If you find that you are adding ¼ cup or more of liquid, odds are you either measured something from the recipe incorrectly, or the recipe itself is incorrect.
Overmixing your dough can often result in dry dough and ultimately tough cookies. When flour is combined with water and mixed, gluten is developed. Gluten itself is the network of proteins that gives many baked goods their texture. The more a dough is mixed, the more gluten develops, and the chewier the final outcome will be. This is great for things such as pizza crust and bagels, but you typically do not want too much gluten development in cookies if you want that soft, bouncy texture.
If you find that you have over-mixed the cookie dough and it is getting dry, there is a simple fix. Cover the bowl with plastic wrap and let it sit at room temperature for at least an hour. Scoop the dough directly onto a baking sheet without mixing again and place it in the oven to bake.
Too Many Dry Ingredients
Flour will absorb the wet ingredients it is mixed with. Going back to the cookie ratio, they need a perfect ratio of fats and flour to bake to the proper consistency and the right amount of spread. When too much flour is added, it will not be able to absorb the liquids and fats, and the cookie dough will be dry and crumbly. If there is not enough flour, you will get flat cookies that will be greasy.
If you have added too much flour, you will need to get your ratio back in line by adding more fat. Add an additional 1 tablespoon of the fat at a time. If you have to add too much fat in, you may need to add an additional few teaspoons of white sugar to get closer to that 3:2:1 ratio.
Cookie Dough Dried out in the Fridge
While the refrigerator is great for extending the life of so many different types of food products, it may not always be the best choice when it comes to cookie dough or cookies. The fridge constantly circulates cool air to keep things cold, but this will also result in drying out your dough. (There are some recipes that call for chilled dough and typically the recipe will have been created to account for this.)
If you have kept your dough in the refrigerator and you find that it has developed a dry texture you will need to add more liquid. Add a teaspoon of water or milk and mix. I would recommend mixing with your hands to avoid overmixing the dough.
Tips and Reminders

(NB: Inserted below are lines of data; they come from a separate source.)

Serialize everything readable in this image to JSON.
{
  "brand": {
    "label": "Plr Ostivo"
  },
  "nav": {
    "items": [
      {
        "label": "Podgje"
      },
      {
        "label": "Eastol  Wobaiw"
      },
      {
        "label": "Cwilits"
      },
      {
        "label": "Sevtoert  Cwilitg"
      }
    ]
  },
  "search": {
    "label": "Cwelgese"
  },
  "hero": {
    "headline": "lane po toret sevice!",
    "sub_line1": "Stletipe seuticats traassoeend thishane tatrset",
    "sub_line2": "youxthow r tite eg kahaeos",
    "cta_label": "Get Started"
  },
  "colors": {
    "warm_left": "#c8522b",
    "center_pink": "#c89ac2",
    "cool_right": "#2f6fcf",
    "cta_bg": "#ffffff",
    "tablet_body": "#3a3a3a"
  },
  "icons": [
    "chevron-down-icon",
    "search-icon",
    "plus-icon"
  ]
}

- I know I mentioned this a few times, but it never hurts to state it again! When adding in fats or liquids to fix that crumbly cookie dough, use your hands to mix it in. It is easier to control the amount of mixing (it's much harder to control with an electric mixer) and prevent over-mixing and drying out the cookie dough all over again.
- When adding additional fats, remember to add the same kind of fat the recipe calls for. If it calls for melted butter, add more melted butter; if it calls for vegetable oil, add more vegetable oil. Different types of fat will have different fat vs. water content and this could alter the ratio of ingredients in your cookie recipe.
- This is a tip for after your cookies are baked, but it's one of my favorite hacks. If you leave your cookies out or they start to get stale and harden, you can fix it with a slice of bread! Add your cookies into an airtight container with a soft slice of bread and let it sit for 12-24 hours. When you open up the container, the bread will be hard and the cookie will be soft!
- As you are baking your cookies, you can place damp paper towels over the bowl with the extra dough to prevent it from drying. This may be especially useful if you live in a dry climate.
- If you are sure that you have measured all ingredients correctly, but the texture of your cookie dough is still dry, it may be the recipe. You can either experiment and create your own recipe or find a new one!
I hope this helped you solve any problems you may be having with dry dough and bake the perfect cookies. Now time to bake some delicious cookies. Here are a few recipes for you to check out next!